But on Tuesday, Theard, who was on parole for an April conviction for attempted pimping, was arrested for a parole violation after parole agents suspected child endangerment. Shortly after midnight, police reported, Theard led investigators to Camille’s body, located in a rough, remote area of John McLaren Park, near the Cow Palace.

Leidi Ferguson was staying at the house with Theard’s family, waiting for information and resting. “It’s a stressful time,” she said. When she last saw Theard earlier this week, he was “worried like I was,” she said. But she said she doesn’t know what she would say to Theard now. “I don’t know the facts yet. I’m just confused.”

Police have not classified Camille’s death as a homicide, nor have they determined the cause of death. On Thursday, Officer Maria Oropeza said the San Francisco Medical Examiner’s Office was investigating the death.

Ferguson said she didn’t want to talk about specifics of the case because so few facts are known. “I don’t want people speculating and saying stuff that’s not true,” she said.

Police investigators have been supportive, Ferguson said. “They’re trying to tell me as much as possible. They’re helpful. They understand what I’m going through right now,” she said.Irvin said the family is confused and hungry for information about what happened. “We still love him [Theard]. We just want to know what happened,” she said.

amartin@examiner.com

Bay Area NewsLocal

Just Posted

Cabernet sauvignon grapes sat in a container after being crushed at Smith-Madrone Winery in St. Helena. (Courtesy Smith-Madrone Winery)
San Francisco’s ‘Champagne problems’ — Wine industry suffers supply chain woes

‘Everywhere you turn, things that were easy are no longer easy’

Glasses behind the bar at LUNA in the Mission District on Friday, Oct. 15, 2021. Glassware is just one of the many things restaurants have had trouble keeping in stock as supply chain problems ripple outward. (Kevin N. Hume/The Examiner)
SF restaurants face product shortages and skyrocketing costs

‘The supply chain crisis has impacted us in almost every way imaginable’

A Giants fans hangs his head in disbelief after the Dodgers won the NLDS in a controversial finish to a tight Game 5. (Chris Victorio/Special to The Examiner)
Giants dream season ends at the hands of the Dodgers, 2-1

A masterful game comes down to the bottom of the ninth, and San Francisco came up short

<strong>Workers with Urban Alchemy and the Downtown Streets Team clean at Seventh and Market streets on Oct. 12. <ins>(Kevin N. Hume/The Examiner)</ins> </strong>
<ins></ins>
Why is it so hard to keep San Francisco’s streets clean?

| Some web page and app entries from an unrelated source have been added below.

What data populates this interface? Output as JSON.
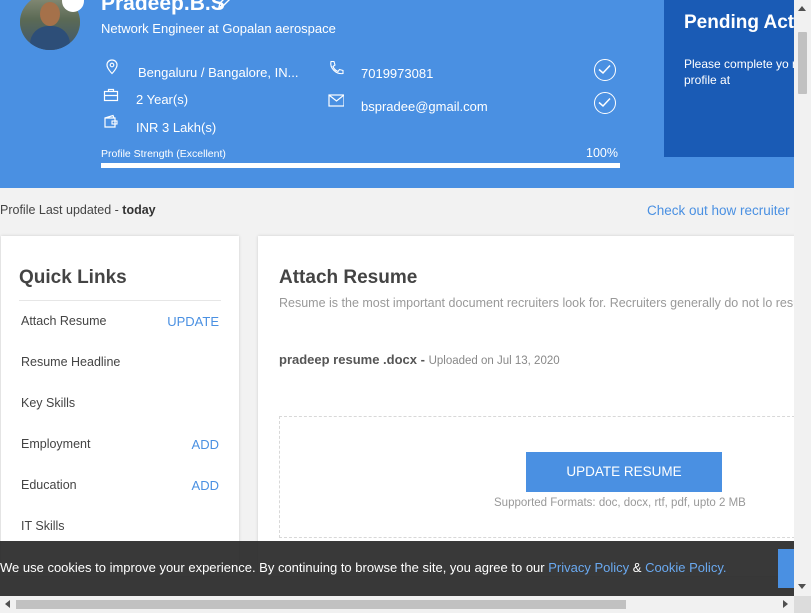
{
  "profile": {
    "name": "Pradeep.B.S",
    "role": "Network Engineer at Gopalan aerospace",
    "location": "Bengaluru / Bangalore, IN...",
    "experience": "2 Year(s)",
    "salary": "INR 3 Lakh(s)",
    "phone": "7019973081",
    "email": "bspradee@gmail.com",
    "strength_label": "Profile Strength (Excellent)",
    "strength_pct": "100%",
    "strength_value": 1.0
  },
  "pending": {
    "title": "Pending Act",
    "text": "Please complete yo make your profile at"
  },
  "status": {
    "updated_label": "Profile Last updated - ",
    "updated_value": "today",
    "checkout_link": "Check out how recruiter"
  },
  "quick_links": {
    "title": "Quick Links",
    "items": [
      {
        "label": "Attach Resume",
        "action": "UPDATE"
      },
      {
        "label": "Resume Headline",
        "action": ""
      },
      {
        "label": "Key Skills",
        "action": ""
      },
      {
        "label": "Employment",
        "action": "ADD"
      },
      {
        "label": "Education",
        "action": "ADD"
      },
      {
        "label": "IT Skills",
        "action": ""
      }
    ]
  },
  "resume": {
    "title": "Attach Resume",
    "description": "Resume is the most important document recruiters look for. Recruiters generally do not lo resumes.",
    "file_name": "pradeep resume .docx - ",
    "uploaded": "Uploaded on Jul 13, 2020",
    "button": "UPDATE RESUME",
    "formats": "Supported Formats: doc, docx, rtf, pdf, upto 2 MB"
  },
  "cookie": {
    "text": "We use cookies to improve your experience. By continuing to browse the site, you agree to our ",
    "privacy": "Privacy Policy",
    "amp": " & ",
    "cookie_policy": "Cookie Policy."
  },
  "colors": {
    "header": "#4a90e2",
    "pending": "#1a5bb5",
    "accent": "#4a90e2"
  }
}
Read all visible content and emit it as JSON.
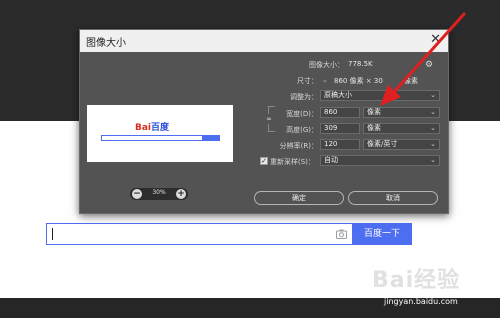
{
  "background": {
    "search_button": "百度一下"
  },
  "dialog": {
    "title": "图像大小",
    "close": "✕",
    "image_size_label": "图像大小：",
    "image_size_value": "778.5K",
    "dimensions_label": "尺寸：",
    "dimensions_value": "860 像素 × 30",
    "dimensions_tail": "像素",
    "fit_label": "调整为：",
    "fit_value": "原稿大小",
    "width_label": "宽度(D)：",
    "width_value": "860",
    "width_unit": "像素",
    "height_label": "高度(G)：",
    "height_value": "309",
    "height_unit": "像素",
    "resolution_label": "分辨率(R)：",
    "resolution_value": "120",
    "resolution_unit": "像素/英寸",
    "resample_label": "重新采样(S)：",
    "resample_value": "自动",
    "zoom_value": "30%",
    "ok_label": "确定",
    "cancel_label": "取消",
    "preview_logo_a": "Bai",
    "preview_logo_b": "百度"
  },
  "watermark": {
    "logo": "Bai经验",
    "url": "jingyan.baidu.com"
  },
  "colors": {
    "arrow": "#e02020",
    "accent": "#4e6ef2"
  }
}
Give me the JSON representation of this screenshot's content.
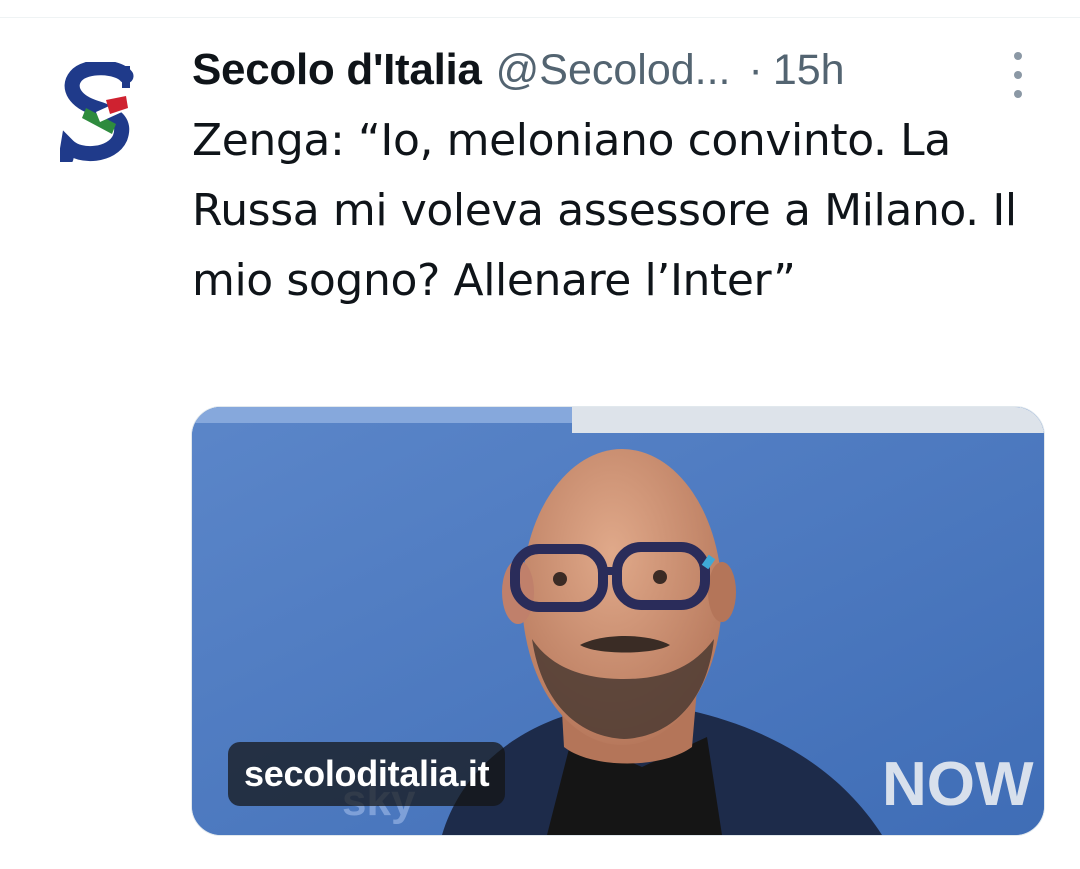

Some blame bureaucracy, others say it’s the residents’ fault

Speaker of the House Nancy Pelosi — seen in Washington, D.C., on Tuesday — touted Congressional Democrats’ infrastructure bill in San Francisco on Thursday. (Stefani Reynolds/The New York Times)
Pelosi touts infrastructure bill as it nears finish line

Climate change, social safety net among major priorities of Democrats’ 10-year funding measure

Most Read